family_small1When I was growing up in the small town of Lucedale, Mississippi, I had big dreams. I wanted to be a cowgirl, a writer, and Nancy Drew. Life has surely thrown me more than a few twists, but dreams are hard to destroy. Today, I’m all three–sort of. Of course the only mysteries I solve are in Zinnia, Mississippi. And I have the help of Sarah Booth Delaney, Tinkie, Cece, Coleman, Millie and a host of other characters. They’ll be quick to tell you they do all the hard work–I’m just the writer.

As to the horses, I have three. But no cows. I’m a little too tenderhearted. If I had a herd of cows, they’d live with me until they died of old age. But I do have the horses, Miss Scrapiron, a Thoroughbred, Mirage, a half-Arabian, and Cogar, a Thoroughbred-Connemara cross.

In the dog department, I have my very own Sweetie Pie, a red tic hound; Maybelline, a tall beagle; Zelda, a husky; and Rosie, a red dog. All of the dogs are strays, as are the cats, Miss Vesta, Gumbo, Poe, Chester, and Maggie.

A lot of people ask me how I started writing about the Mississippi Delta. My hometown, Lucedale, is way down in the Southeast corner of the state. That section is called the pine barrens, and it lives up to its name. Pine trees are a cash crop, and thousands of acres were once owned by the big paper companies. It’s a world very different from the Mississippi Delta.

My first visit to the Delta was as a photojournalist. I went to Parchman State Prison to do a newspaper story. Parchman was notorious at that time, and I can still remember the terrible desolation I felt when I looked out and saw mile after mile of heat and cotton. But the Delta also has fabulous wealth. And it has the blues. I knew then, at the age of 21, that I would one day write about that land of stark contrasts and strange beauty.

Sarah Booth and Jitty came to me in tandem, arguing just as they do in the books. When such fully developed characters visit a writer, it’s truly a gift. I didn’t know Sarah Booth was a private investigator–in fact she didn’t either–until I’d started writing the book (Them Bones). Now, it’s become my challenge to give her interesting cases to solve.

Before I wrote fiction I worked for nearly a decade as a journalist.
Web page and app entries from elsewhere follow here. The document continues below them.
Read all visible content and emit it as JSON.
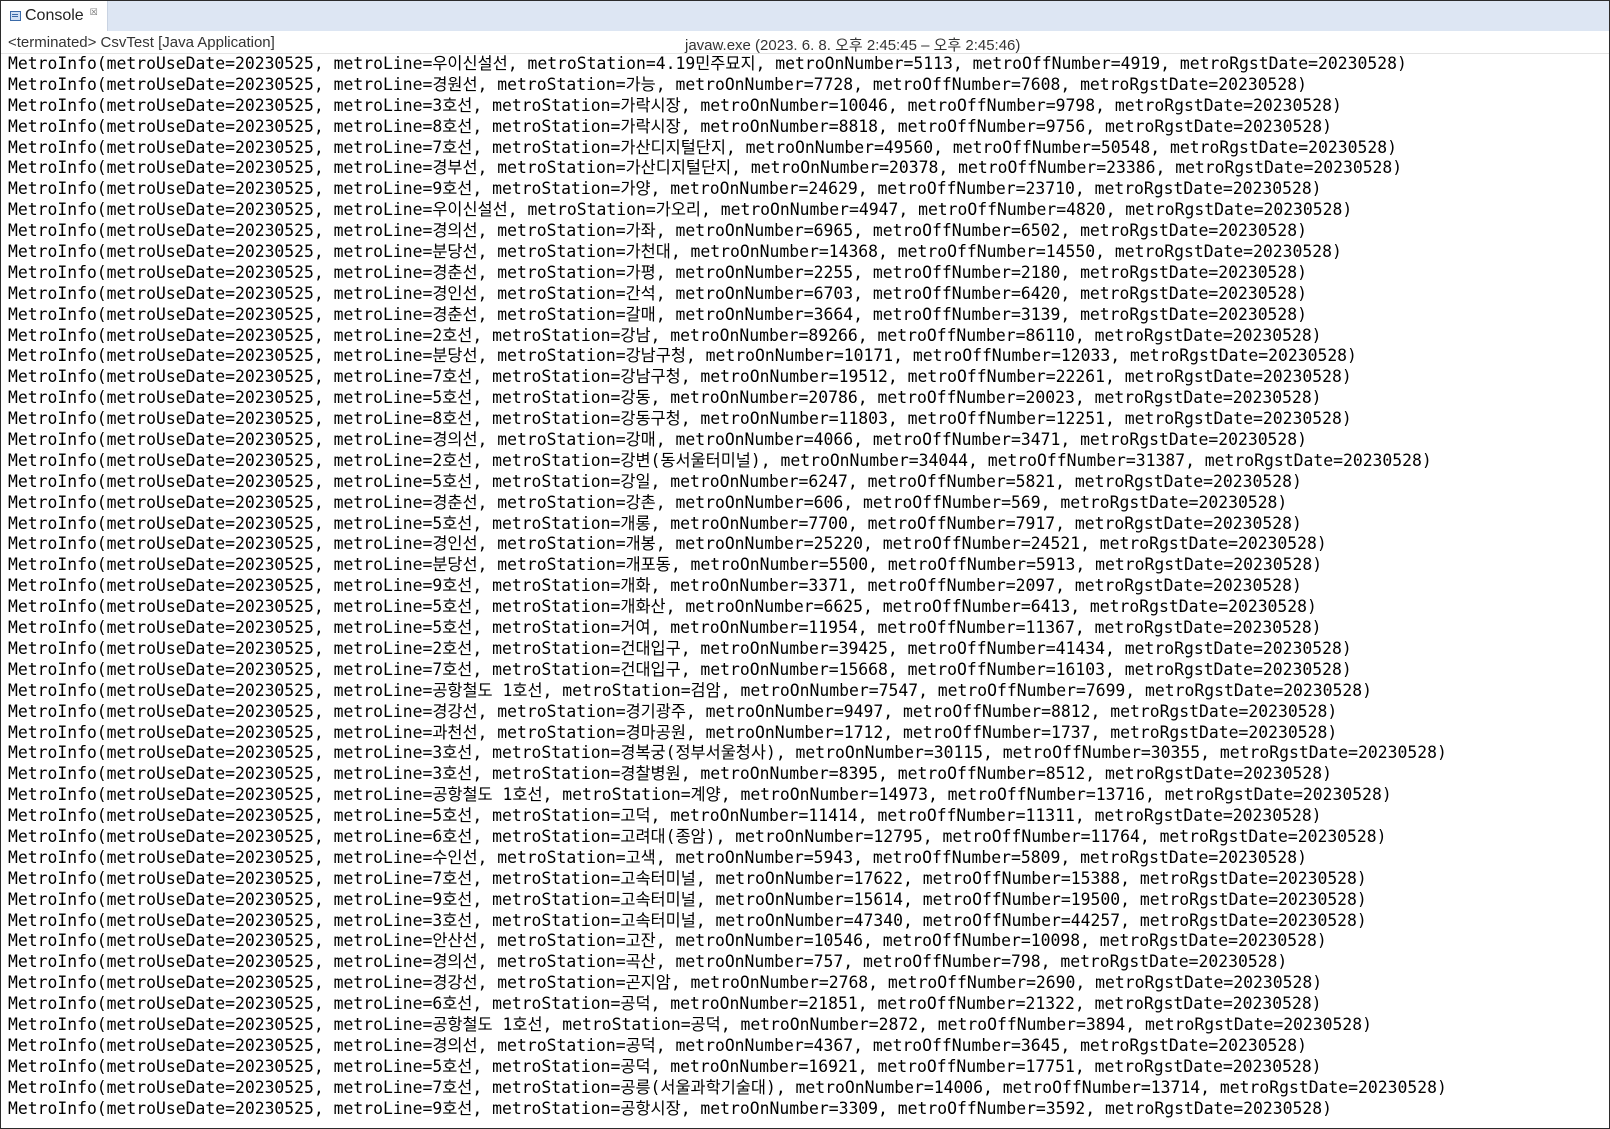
{
  "tab": {
    "label": "Console",
    "close": "☒"
  },
  "status": {
    "left": "<terminated> CsvTest [Java Application]",
    "right": "javaw.exe  (2023. 6. 8. 오후 2:45:45 – 오후 2:45:46)"
  },
  "lines": [
    "MetroInfo(metroUseDate=20230525, metroLine=우이신설선, metroStation=4.19민주묘지, metroOnNumber=5113, metroOffNumber=4919, metroRgstDate=20230528)",
    "MetroInfo(metroUseDate=20230525, metroLine=경원선, metroStation=가능, metroOnNumber=7728, metroOffNumber=7608, metroRgstDate=20230528)",
    "MetroInfo(metroUseDate=20230525, metroLine=3호선, metroStation=가락시장, metroOnNumber=10046, metroOffNumber=9798, metroRgstDate=20230528)",
    "MetroInfo(metroUseDate=20230525, metroLine=8호선, metroStation=가락시장, metroOnNumber=8818, metroOffNumber=9756, metroRgstDate=20230528)",
    "MetroInfo(metroUseDate=20230525, metroLine=7호선, metroStation=가산디지털단지, metroOnNumber=49560, metroOffNumber=50548, metroRgstDate=20230528)",
    "MetroInfo(metroUseDate=20230525, metroLine=경부선, metroStation=가산디지털단지, metroOnNumber=20378, metroOffNumber=23386, metroRgstDate=20230528)",
    "MetroInfo(metroUseDate=20230525, metroLine=9호선, metroStation=가양, metroOnNumber=24629, metroOffNumber=23710, metroRgstDate=20230528)",
    "MetroInfo(metroUseDate=20230525, metroLine=우이신설선, metroStation=가오리, metroOnNumber=4947, metroOffNumber=4820, metroRgstDate=20230528)",
    "MetroInfo(metroUseDate=20230525, metroLine=경의선, metroStation=가좌, metroOnNumber=6965, metroOffNumber=6502, metroRgstDate=20230528)",
    "MetroInfo(metroUseDate=20230525, metroLine=분당선, metroStation=가천대, metroOnNumber=14368, metroOffNumber=14550, metroRgstDate=20230528)",
    "MetroInfo(metroUseDate=20230525, metroLine=경춘선, metroStation=가평, metroOnNumber=2255, metroOffNumber=2180, metroRgstDate=20230528)",
    "MetroInfo(metroUseDate=20230525, metroLine=경인선, metroStation=간석, metroOnNumber=6703, metroOffNumber=6420, metroRgstDate=20230528)",
    "MetroInfo(metroUseDate=20230525, metroLine=경춘선, metroStation=갈매, metroOnNumber=3664, metroOffNumber=3139, metroRgstDate=20230528)",
    "MetroInfo(metroUseDate=20230525, metroLine=2호선, metroStation=강남, metroOnNumber=89266, metroOffNumber=86110, metroRgstDate=20230528)",
    "MetroInfo(metroUseDate=20230525, metroLine=분당선, metroStation=강남구청, metroOnNumber=10171, metroOffNumber=12033, metroRgstDate=20230528)",
    "MetroInfo(metroUseDate=20230525, metroLine=7호선, metroStation=강남구청, metroOnNumber=19512, metroOffNumber=22261, metroRgstDate=20230528)",
    "MetroInfo(metroUseDate=20230525, metroLine=5호선, metroStation=강동, metroOnNumber=20786, metroOffNumber=20023, metroRgstDate=20230528)",
    "MetroInfo(metroUseDate=20230525, metroLine=8호선, metroStation=강동구청, metroOnNumber=11803, metroOffNumber=12251, metroRgstDate=20230528)",
    "MetroInfo(metroUseDate=20230525, metroLine=경의선, metroStation=강매, metroOnNumber=4066, metroOffNumber=3471, metroRgstDate=20230528)",
    "MetroInfo(metroUseDate=20230525, metroLine=2호선, metroStation=강변(동서울터미널), metroOnNumber=34044, metroOffNumber=31387, metroRgstDate=20230528)",
    "MetroInfo(metroUseDate=20230525, metroLine=5호선, metroStation=강일, metroOnNumber=6247, metroOffNumber=5821, metroRgstDate=20230528)",
    "MetroInfo(metroUseDate=20230525, metroLine=경춘선, metroStation=강촌, metroOnNumber=606, metroOffNumber=569, metroRgstDate=20230528)",
    "MetroInfo(metroUseDate=20230525, metroLine=5호선, metroStation=개롱, metroOnNumber=7700, metroOffNumber=7917, metroRgstDate=20230528)",
    "MetroInfo(metroUseDate=20230525, metroLine=경인선, metroStation=개봉, metroOnNumber=25220, metroOffNumber=24521, metroRgstDate=20230528)",
    "MetroInfo(metroUseDate=20230525, metroLine=분당선, metroStation=개포동, metroOnNumber=5500, metroOffNumber=5913, metroRgstDate=20230528)",
    "MetroInfo(metroUseDate=20230525, metroLine=9호선, metroStation=개화, metroOnNumber=3371, metroOffNumber=2097, metroRgstDate=20230528)",
    "MetroInfo(metroUseDate=20230525, metroLine=5호선, metroStation=개화산, metroOnNumber=6625, metroOffNumber=6413, metroRgstDate=20230528)",
    "MetroInfo(metroUseDate=20230525, metroLine=5호선, metroStation=거여, metroOnNumber=11954, metroOffNumber=11367, metroRgstDate=20230528)",
    "MetroInfo(metroUseDate=20230525, metroLine=2호선, metroStation=건대입구, metroOnNumber=39425, metroOffNumber=41434, metroRgstDate=20230528)",
    "MetroInfo(metroUseDate=20230525, metroLine=7호선, metroStation=건대입구, metroOnNumber=15668, metroOffNumber=16103, metroRgstDate=20230528)",
    "MetroInfo(metroUseDate=20230525, metroLine=공항철도 1호선, metroStation=검암, metroOnNumber=7547, metroOffNumber=7699, metroRgstDate=20230528)",
    "MetroInfo(metroUseDate=20230525, metroLine=경강선, metroStation=경기광주, metroOnNumber=9497, metroOffNumber=8812, metroRgstDate=20230528)",
    "MetroInfo(metroUseDate=20230525, metroLine=과천선, metroStation=경마공원, metroOnNumber=1712, metroOffNumber=1737, metroRgstDate=20230528)",
    "MetroInfo(metroUseDate=20230525, metroLine=3호선, metroStation=경복궁(정부서울청사), metroOnNumber=30115, metroOffNumber=30355, metroRgstDate=20230528)",
    "MetroInfo(metroUseDate=20230525, metroLine=3호선, metroStation=경찰병원, metroOnNumber=8395, metroOffNumber=8512, metroRgstDate=20230528)",
    "MetroInfo(metroUseDate=20230525, metroLine=공항철도 1호선, metroStation=계양, metroOnNumber=14973, metroOffNumber=13716, metroRgstDate=20230528)",
    "MetroInfo(metroUseDate=20230525, metroLine=5호선, metroStation=고덕, metroOnNumber=11414, metroOffNumber=11311, metroRgstDate=20230528)",
    "MetroInfo(metroUseDate=20230525, metroLine=6호선, metroStation=고려대(종암), metroOnNumber=12795, metroOffNumber=11764, metroRgstDate=20230528)",
    "MetroInfo(metroUseDate=20230525, metroLine=수인선, metroStation=고색, metroOnNumber=5943, metroOffNumber=5809, metroRgstDate=20230528)",
    "MetroInfo(metroUseDate=20230525, metroLine=7호선, metroStation=고속터미널, metroOnNumber=17622, metroOffNumber=15388, metroRgstDate=20230528)",
    "MetroInfo(metroUseDate=20230525, metroLine=9호선, metroStation=고속터미널, metroOnNumber=15614, metroOffNumber=19500, metroRgstDate=20230528)",
    "MetroInfo(metroUseDate=20230525, metroLine=3호선, metroStation=고속터미널, metroOnNumber=47340, metroOffNumber=44257, metroRgstDate=20230528)",
    "MetroInfo(metroUseDate=20230525, metroLine=안산선, metroStation=고잔, metroOnNumber=10546, metroOffNumber=10098, metroRgstDate=20230528)",
    "MetroInfo(metroUseDate=20230525, metroLine=경의선, metroStation=곡산, metroOnNumber=757, metroOffNumber=798, metroRgstDate=20230528)",
    "MetroInfo(metroUseDate=20230525, metroLine=경강선, metroStation=곤지암, metroOnNumber=2768, metroOffNumber=2690, metroRgstDate=20230528)",
    "MetroInfo(metroUseDate=20230525, metroLine=6호선, metroStation=공덕, metroOnNumber=21851, metroOffNumber=21322, metroRgstDate=20230528)",
    "MetroInfo(metroUseDate=20230525, metroLine=공항철도 1호선, metroStation=공덕, metroOnNumber=2872, metroOffNumber=3894, metroRgstDate=20230528)",
    "MetroInfo(metroUseDate=20230525, metroLine=경의선, metroStation=공덕, metroOnNumber=4367, metroOffNumber=3645, metroRgstDate=20230528)",
    "MetroInfo(metroUseDate=20230525, metroLine=5호선, metroStation=공덕, metroOnNumber=16921, metroOffNumber=17751, metroRgstDate=20230528)",
    "MetroInfo(metroUseDate=20230525, metroLine=7호선, metroStation=공릉(서울과학기술대), metroOnNumber=14006, metroOffNumber=13714, metroRgstDate=20230528)",
    "MetroInfo(metroUseDate=20230525, metroLine=9호선, metroStation=공항시장, metroOnNumber=3309, metroOffNumber=3592, metroRgstDate=20230528)"
  ]
}
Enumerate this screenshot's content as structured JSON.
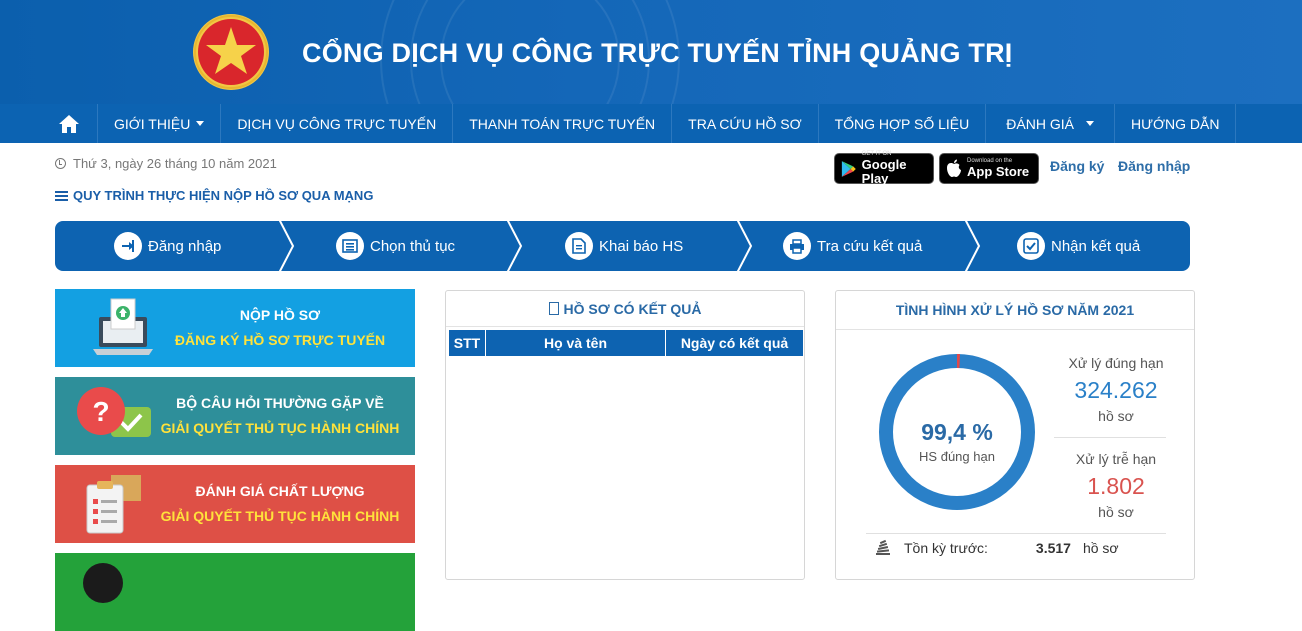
{
  "header": {
    "title": "CỔNG DỊCH VỤ CÔNG TRỰC TUYẾN TỈNH QUẢNG TRỊ"
  },
  "nav": {
    "home_icon": "home-icon",
    "items": [
      {
        "label": "GIỚI THIỆU",
        "dropdown": true
      },
      {
        "label": "DỊCH VỤ CÔNG TRỰC TUYẾN"
      },
      {
        "label": "THANH TOÁN TRỰC TUYẾN"
      },
      {
        "label": "TRA CỨU HỒ SƠ"
      },
      {
        "label": "TỔNG HỢP SỐ LIỆU"
      },
      {
        "label": "ĐÁNH GIÁ",
        "dropdown": true
      },
      {
        "label": "HƯỚNG DẪN"
      }
    ]
  },
  "date_text": "Thứ 3, ngày 26 tháng 10 năm 2021",
  "procedure_title": "QUY TRÌNH THỰC HIỆN NỘP HỒ SƠ QUA MẠNG",
  "stores": {
    "google_small": "GET IT ON",
    "google_big": "Google Play",
    "apple_small": "Download on the",
    "apple_big": "App Store"
  },
  "auth": {
    "register": "Đăng ký",
    "login": "Đăng nhập"
  },
  "steps": [
    "Đăng nhập",
    "Chọn thủ tục",
    "Khai báo HS",
    "Tra cứu kết quả",
    "Nhận kết quả"
  ],
  "banners": [
    {
      "line1": "NỘP HỒ SƠ",
      "line2": "ĐĂNG KÝ HỒ SƠ TRỰC TUYẾN",
      "color": "#13a0e2"
    },
    {
      "line1": "BỘ CÂU HỎI THƯỜNG GẶP VỀ",
      "line2": "GIẢI QUYẾT THỦ TỤC HÀNH CHÍNH",
      "color": "#2e8f9a"
    },
    {
      "line1": "ĐÁNH GIÁ CHẤT LƯỢNG",
      "line2": "GIẢI QUYẾT THỦ TỤC HÀNH CHÍNH",
      "color": "#de5046"
    },
    {
      "line1": "",
      "line2": "",
      "color": "#24a23a"
    }
  ],
  "results_panel": {
    "title": "HỒ SƠ CÓ KẾT QUẢ",
    "columns": [
      "STT",
      "Họ và tên",
      "Ngày có kết quả"
    ]
  },
  "stats_panel": {
    "title": "TÌNH HÌNH XỬ LÝ HỒ SƠ NĂM 2021",
    "percent_label": "99,4 %",
    "percent_value": 99.4,
    "percent_sub": "HS đúng hạn",
    "on_time_label": "Xử lý đúng hạn",
    "on_time_value": "324.262",
    "late_label": "Xử lý trễ hạn",
    "late_value": "1.802",
    "unit": "hồ sơ",
    "backlog_label": "Tồn kỳ trước:",
    "backlog_value": "3.517",
    "colors": {
      "ontime": "#2a80c8",
      "late": "#e0484a"
    }
  }
}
That experience has been invaluable as a writer. It was a fabulous life for a young woman, and I had some terrific adventures. I once covered an armed robbery on horseback and on another occasion had to climb a tree to cover a hostage situation in a graveyard. It’s a good thing I was a tomboy growing up.

Along with riding my bicycle, building forts in the woods with my brothers, playing baseball and touch football, and getting into mischief, I also spent a lot of time with my grandmother. She lived with us when I was a child, and she was a wonderful storyteller. She’d emigrated from Sweden when she was six, and she had a host of stories that kept me riveted for hours.

Many of the stories my grandmother told were ghost stories. When she really wanted us kids to be good, she’d recite that James Whitcomb Riley poem, “Little Orphan Annie.” We’d be terrified to even let a hand dangle off the bed, so we were very, very good! During spend-the-night parties, I often repeated Grandma’s stories to my friends, usually ending in a squealing, writhing heap of girls trying to find an adult to protect us. But my true love was mysteries. I devoured them as a reader. As early as high school I started trying to write short mysteries.

Prior to the Bones series, I wrote Summer of the Redeemers (1994) and Touched (1996). Though they were published as general fiction, they both contain strong mystery elements. But it wasn’t until Sarah Booth stole that dog that I realized I had hold of a real mystery. I’ve spent the last five years in the company of the Zinnia crowd, and I have to say I’ve had a great time.